::: INFORMATION SHOWN

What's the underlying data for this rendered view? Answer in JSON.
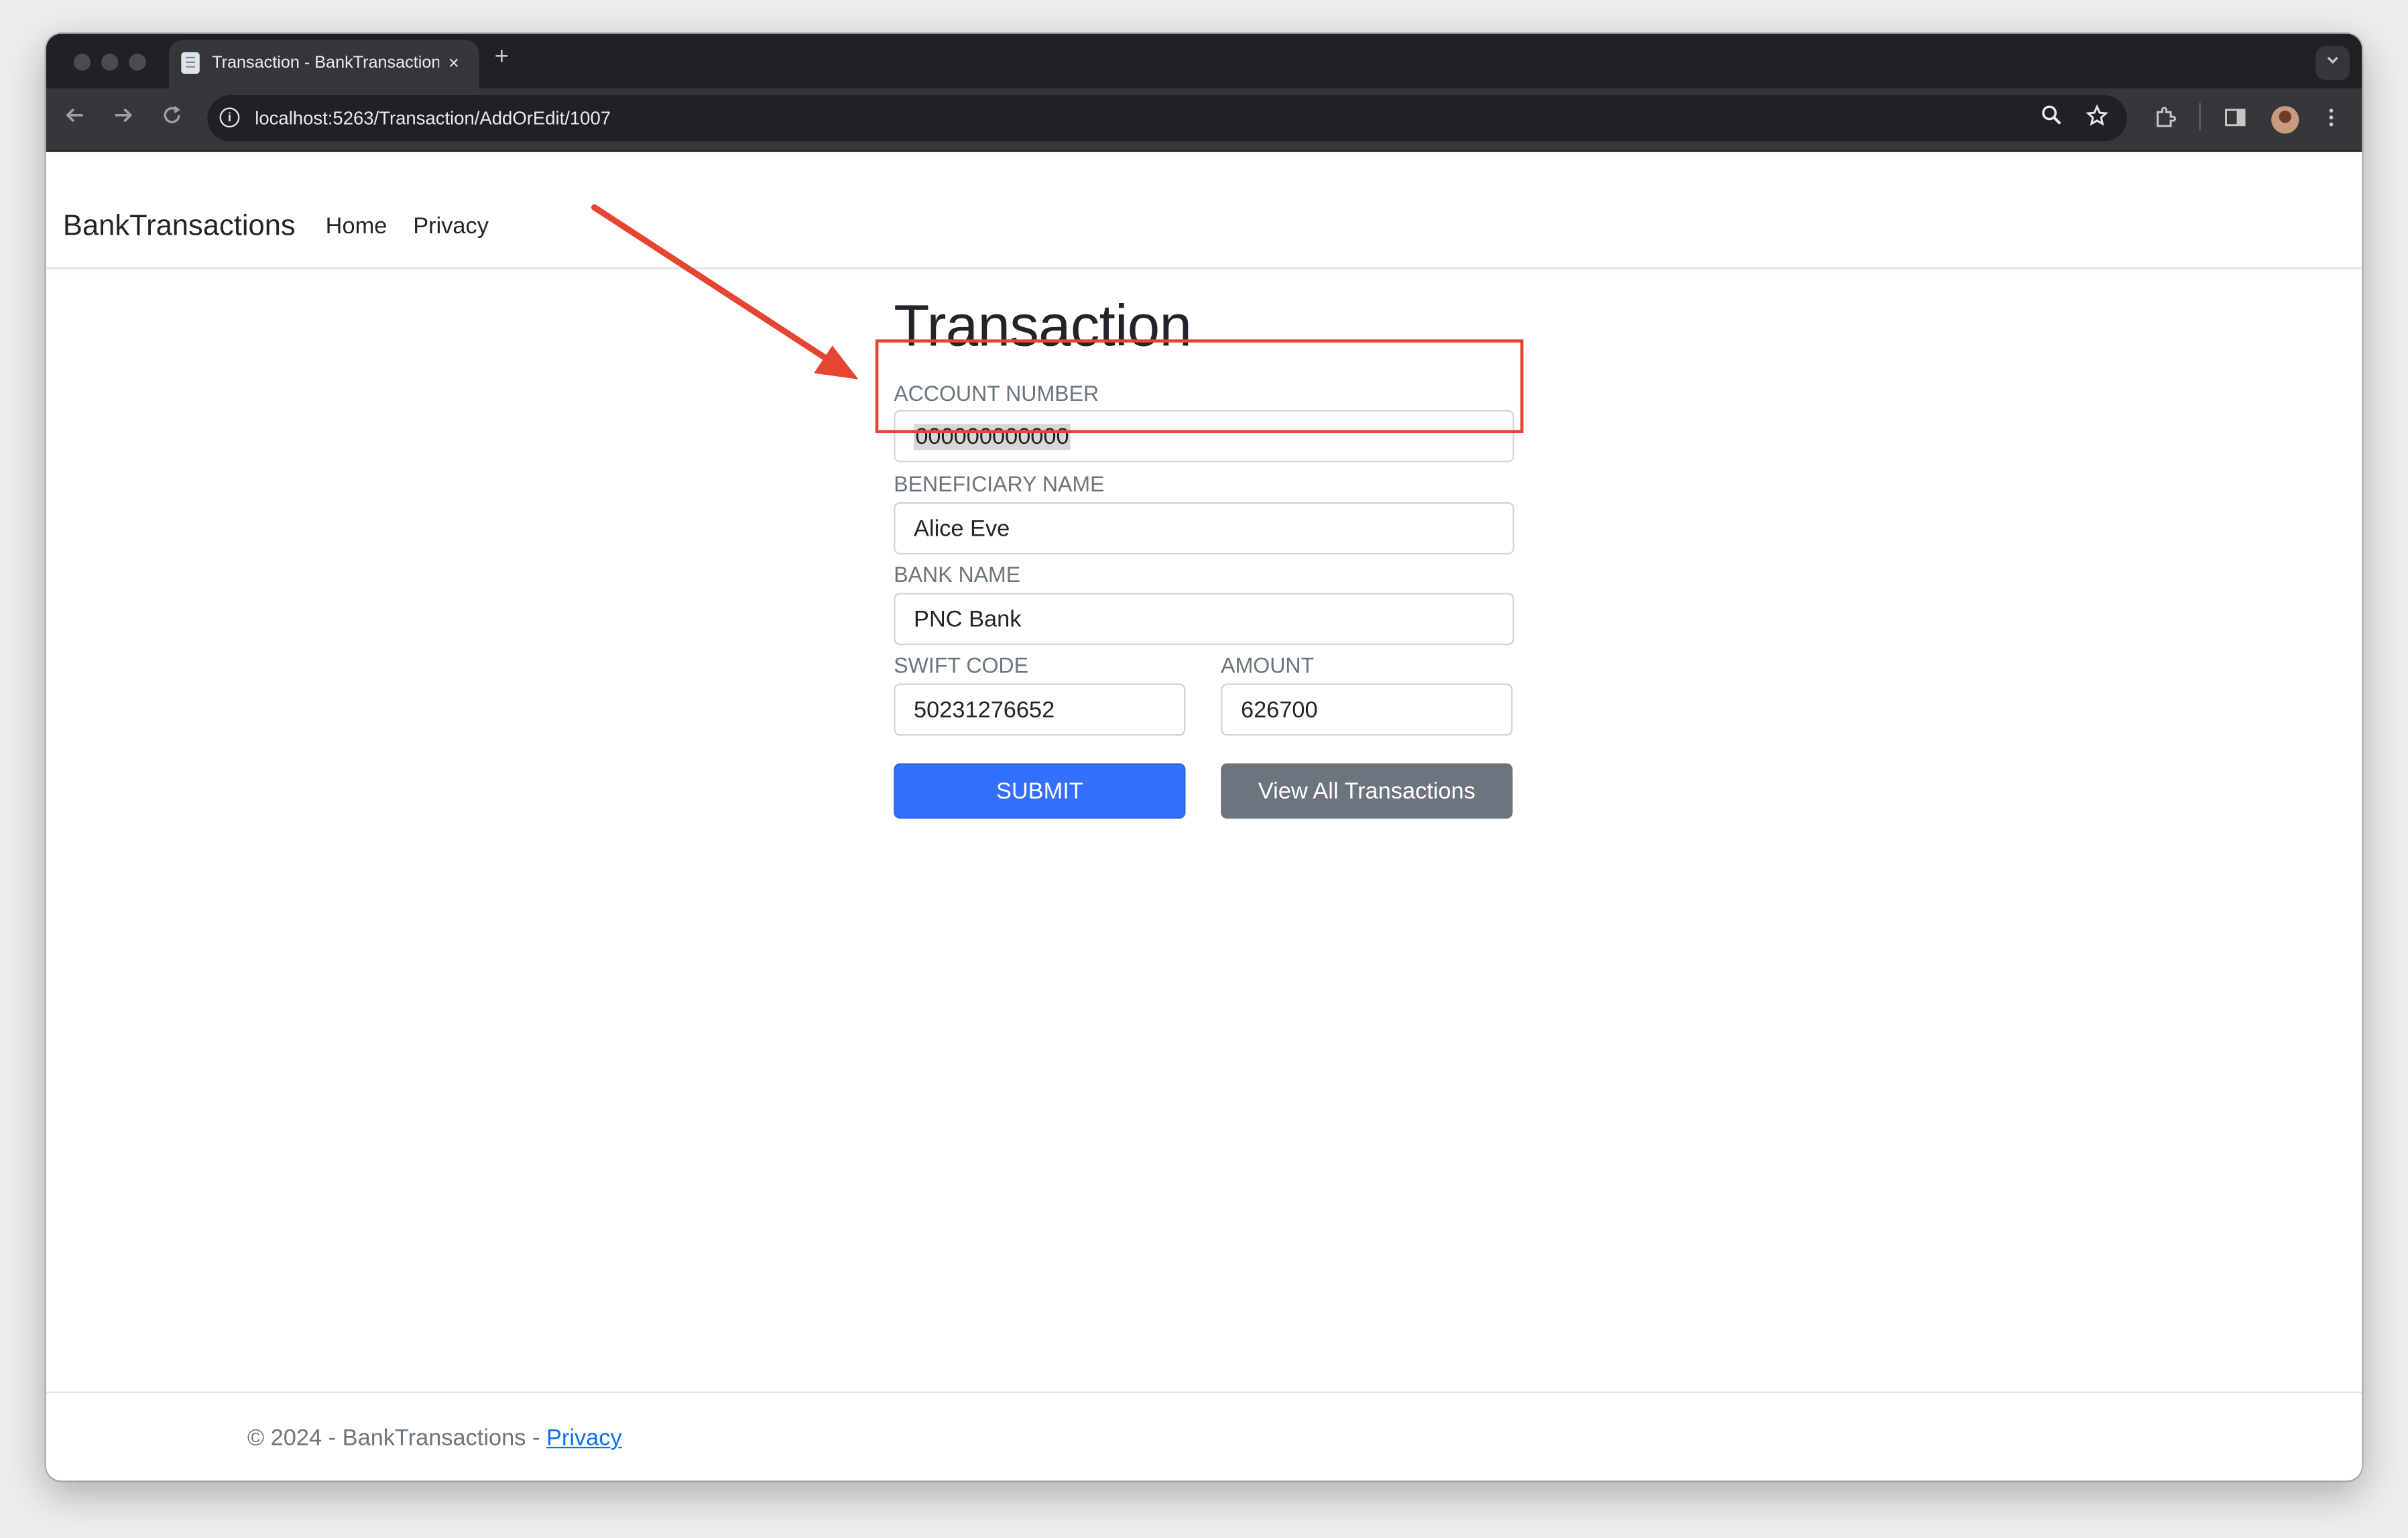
{
  "browser": {
    "tab_title": "Transaction - BankTransactions",
    "tab_close": "×",
    "new_tab": "+",
    "url": "localhost:5263/Transaction/AddOrEdit/1007"
  },
  "navbar": {
    "brand": "BankTransactions",
    "links": [
      "Home",
      "Privacy"
    ]
  },
  "form": {
    "title": "Transaction",
    "fields": {
      "account_number": {
        "label": "ACCOUNT NUMBER",
        "value": "000000000000"
      },
      "beneficiary_name": {
        "label": "BENEFICIARY NAME",
        "value": "Alice Eve"
      },
      "bank_name": {
        "label": "BANK NAME",
        "value": "PNC Bank"
      },
      "swift_code": {
        "label": "SWIFT CODE",
        "value": "50231276652"
      },
      "amount": {
        "label": "AMOUNT",
        "value": "626700"
      }
    },
    "submit_label": "SUBMIT",
    "view_all_label": "View All Transactions"
  },
  "footer": {
    "text": "© 2024 - BankTransactions - ",
    "link": "Privacy"
  },
  "annotation": {
    "color": "#e64532"
  },
  "colors": {
    "primary": "#3370fe",
    "secondary": "#6c757d"
  }
}
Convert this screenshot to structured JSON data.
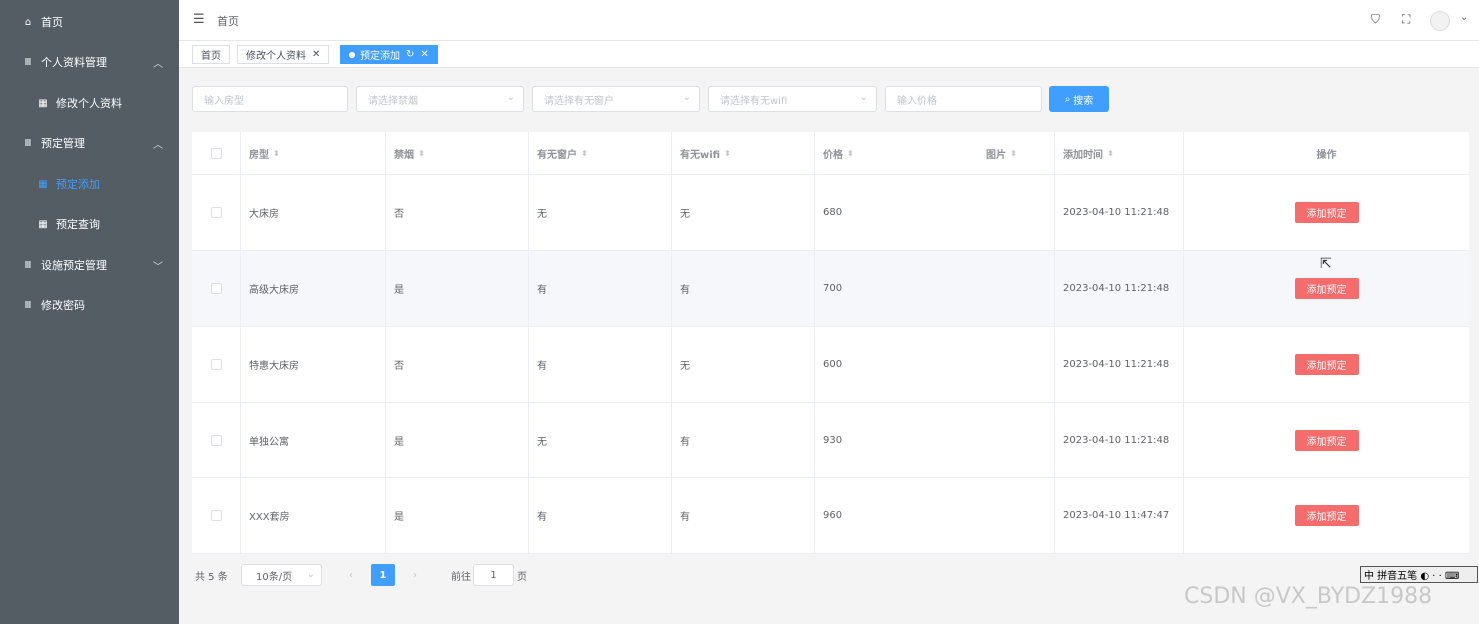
{
  "sidebar": {
    "items": [
      {
        "label": "首页",
        "icon": "home-icon",
        "glyph": "⌂",
        "arrow": ""
      },
      {
        "label": "个人资料管理",
        "icon": "menu-icon",
        "glyph": "Ⅲ",
        "arrow": "︿"
      },
      {
        "label": "修改个人资料",
        "icon": "grid-icon",
        "glyph": "▦",
        "arrow": ""
      },
      {
        "label": "预定管理",
        "icon": "menu-icon",
        "glyph": "Ⅲ",
        "arrow": "︿"
      },
      {
        "label": "预定添加",
        "icon": "grid-icon",
        "glyph": "▦",
        "arrow": ""
      },
      {
        "label": "预定查询",
        "icon": "grid-icon",
        "glyph": "▦",
        "arrow": ""
      },
      {
        "label": "设施预定管理",
        "icon": "menu-icon",
        "glyph": "Ⅲ",
        "arrow": "﹀"
      },
      {
        "label": "修改密码",
        "icon": "menu-icon",
        "glyph": "Ⅲ",
        "arrow": ""
      }
    ]
  },
  "header": {
    "title": "首页",
    "hamburger_glyph": "☰",
    "shirt_glyph": "⛉",
    "fullscreen_glyph": "⛶",
    "caret_glyph": "⌄"
  },
  "tags": {
    "items": [
      {
        "label": "首页",
        "close": ""
      },
      {
        "label": "修改个人资料",
        "close": "✕"
      },
      {
        "label": "预定添加",
        "close": "✕",
        "refresh": "↻"
      }
    ]
  },
  "filters": {
    "room_type_placeholder": "输入房型",
    "smoking_placeholder": "请选择禁烟",
    "window_placeholder": "请选择有无窗户",
    "wifi_placeholder": "请选择有无wifi",
    "price_placeholder": "输入价格",
    "search_label": "搜索",
    "search_glyph": "⌕",
    "down_glyph": "⌄"
  },
  "table": {
    "columns": [
      "房型",
      "禁烟",
      "有无窗户",
      "有无wifi",
      "价格",
      "图片",
      "添加时间",
      "操作"
    ],
    "sort_glyph": "⬍",
    "rows": [
      {
        "room": "大床房",
        "smoking": "否",
        "window": "无",
        "wifi": "无",
        "price": "680",
        "image": "",
        "time": "2023-04-10 11:21:48",
        "action": "添加预定"
      },
      {
        "room": "高级大床房",
        "smoking": "是",
        "window": "有",
        "wifi": "有",
        "price": "700",
        "image": "",
        "time": "2023-04-10 11:21:48",
        "action": "添加预定"
      },
      {
        "room": "特惠大床房",
        "smoking": "否",
        "window": "有",
        "wifi": "无",
        "price": "600",
        "image": "",
        "time": "2023-04-10 11:21:48",
        "action": "添加预定"
      },
      {
        "room": "单独公寓",
        "smoking": "是",
        "window": "无",
        "wifi": "有",
        "price": "930",
        "image": "",
        "time": "2023-04-10 11:21:48",
        "action": "添加预定"
      },
      {
        "room": "XXX套房",
        "smoking": "是",
        "window": "有",
        "wifi": "有",
        "price": "960",
        "image": "",
        "time": "2023-04-10 11:47:47",
        "action": "添加预定"
      }
    ]
  },
  "pagination": {
    "total": "共 5 条",
    "page_size": "10条/页",
    "prev": "‹",
    "current": "1",
    "next": "›",
    "goto_prefix": "前往",
    "goto_value": "1",
    "goto_suffix": "页"
  },
  "ime_bar": "中 拼音五笔 ◐ · · ⌨",
  "watermark": "CSDN @VX_BYDZ1988",
  "cursor_glyph": "⇱"
}
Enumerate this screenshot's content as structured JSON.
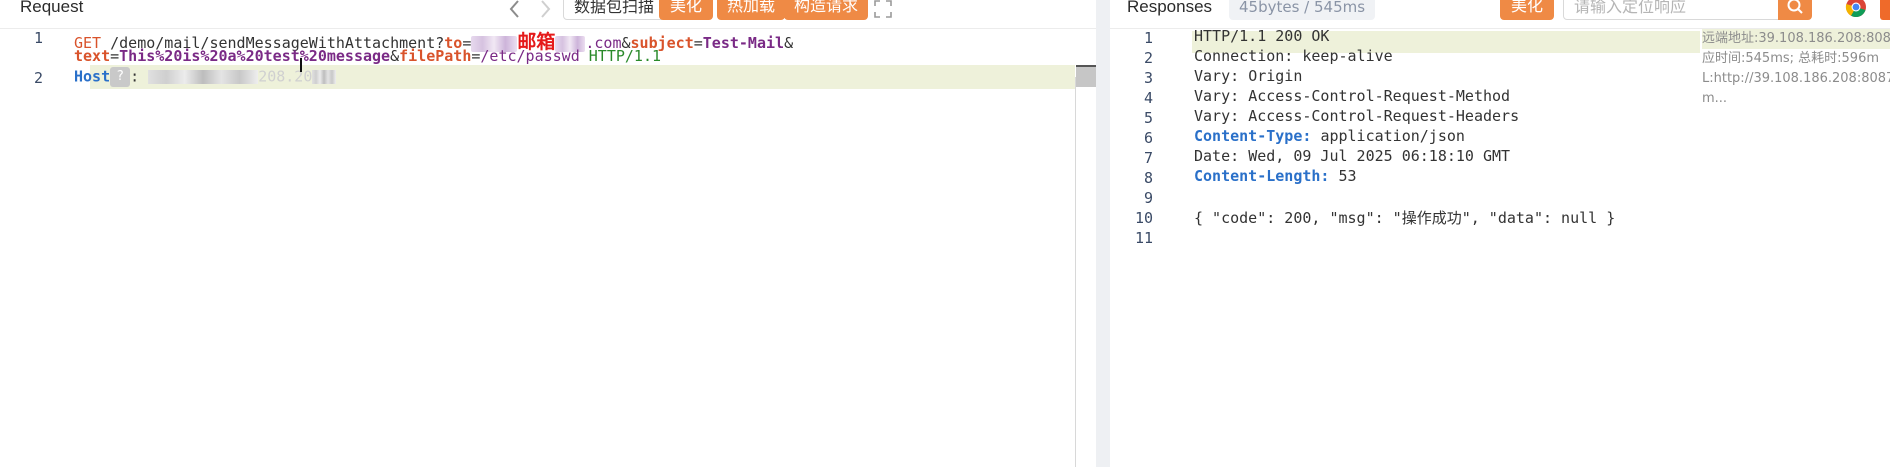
{
  "request": {
    "title": "Request",
    "toolbar": {
      "scan_label": "数据包扫描",
      "beautify_label": "美化",
      "hot_load_label": "热加载",
      "build_request_label": "构造请求"
    },
    "lines": [
      {
        "num": "1",
        "method": "GET",
        "path": "/demo/mail/sendMessageWithAttachment?",
        "p_to": "to",
        "eq1": "=",
        "redacted_label": "邮箱",
        "to_suffix": ".com",
        "amp1": "&",
        "p_subject": "subject",
        "eq2": "=",
        "subject_val": "Test-Mail",
        "amp2": "&"
      },
      {
        "num": "",
        "p_text": "text",
        "eq3": "=",
        "text_val": "This%20is%20a%20test%20message",
        "amp3": "&",
        "p_filepath": "filePath",
        "eq4": "=",
        "filepath_val": "/etc/passwd",
        "protocol": "HTTP/1.1"
      },
      {
        "num": "2",
        "host_key": "Host",
        "host_badge": "?",
        "host_colon": ":",
        "host_partial": "208.20"
      }
    ]
  },
  "response": {
    "title": "Responses",
    "size_badge": "45bytes / 545ms",
    "beautify_label": "美化",
    "search_placeholder": "请输入定位响应",
    "meta": {
      "remote_addr": "远端地址:39.108.186.208:808",
      "timing": "应时间:545ms; 总耗时:596m",
      "url": "L:http://39.108.186.208:8087",
      "more": "m..."
    },
    "lines": [
      {
        "num": "1",
        "text": "HTTP/1.1 200 OK"
      },
      {
        "num": "2",
        "key": "Connection:",
        "val": "keep-alive"
      },
      {
        "num": "3",
        "key": "Vary:",
        "val": "Origin"
      },
      {
        "num": "4",
        "key": "Vary:",
        "val": "Access-Control-Request-Method"
      },
      {
        "num": "5",
        "key": "Vary:",
        "val": "Access-Control-Request-Headers"
      },
      {
        "num": "6",
        "key": "Content-Type:",
        "val": "application/json"
      },
      {
        "num": "7",
        "key": "Date:",
        "val": "Wed, 09 Jul 2025 06:18:10 GMT"
      },
      {
        "num": "8",
        "key": "Content-Length:",
        "val": "53"
      },
      {
        "num": "9",
        "text": ""
      },
      {
        "num": "10",
        "text": "{ \"code\": 200, \"msg\": \"操作成功\", \"data\": null }"
      },
      {
        "num": "11",
        "text": ""
      }
    ]
  },
  "colors": {
    "accent_orange": "#ef8a45",
    "line_highlight": "#eef1da",
    "keyword_blue": "#2a70c9"
  }
}
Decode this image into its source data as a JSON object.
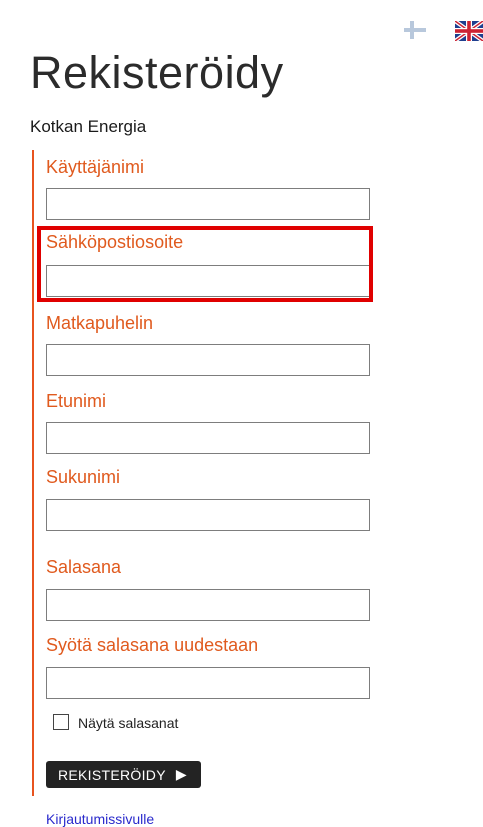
{
  "language": {
    "options": [
      {
        "name": "fi-flag-icon",
        "code": "FI"
      },
      {
        "name": "uk-flag-icon",
        "code": "EN"
      }
    ]
  },
  "header": {
    "title": "Rekisteröidy",
    "subtitle": "Kotkan Energia"
  },
  "form": {
    "fields": [
      {
        "label": "Käyttäjänimi",
        "value": ""
      },
      {
        "label": "Sähköpostiosoite",
        "value": ""
      },
      {
        "label": "Matkapuhelin",
        "value": ""
      },
      {
        "label": "Etunimi",
        "value": ""
      },
      {
        "label": "Sukunimi",
        "value": ""
      },
      {
        "label": "Salasana",
        "value": ""
      },
      {
        "label": "Syötä salasana uudestaan",
        "value": ""
      }
    ],
    "show_passwords_label": "Näytä salasanat",
    "show_passwords_checked": false,
    "submit_label": "REKISTERÖIDY"
  },
  "footer": {
    "login_link": "Kirjautumissivulle"
  },
  "colors": {
    "accent": "#e05a1e",
    "highlight": "#e00000",
    "button_bg": "#232323"
  }
}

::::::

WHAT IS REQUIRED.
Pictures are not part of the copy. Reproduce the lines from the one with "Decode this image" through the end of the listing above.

ANSWER SPACE.
Decode this image into its source data as a JSON object.
{
  "language": {
    "options": [
      {
        "name": "fi-flag-icon",
        "code": "FI"
      },
      {
        "name": "uk-flag-icon",
        "code": "EN"
      }
    ]
  },
  "header": {
    "title": "Rekisteröidy",
    "subtitle": "Kotkan Energia"
  },
  "form": {
    "fields": [
      {
        "label": "Käyttäjänimi",
        "value": ""
      },
      {
        "label": "Sähköpostiosoite",
        "value": ""
      },
      {
        "label": "Matkapuhelin",
        "value": ""
      },
      {
        "label": "Etunimi",
        "value": ""
      },
      {
        "label": "Sukunimi",
        "value": ""
      },
      {
        "label": "Salasana",
        "value": ""
      },
      {
        "label": "Syötä salasana uudestaan",
        "value": ""
      }
    ],
    "show_passwords_label": "Näytä salasanat",
    "show_passwords_checked": false,
    "submit_label": "REKISTERÖIDY"
  },
  "footer": {
    "login_link": "Kirjautumissivulle"
  },
  "colors": {
    "accent": "#e05a1e",
    "highlight": "#e00000",
    "button_bg": "#232323"
  }
}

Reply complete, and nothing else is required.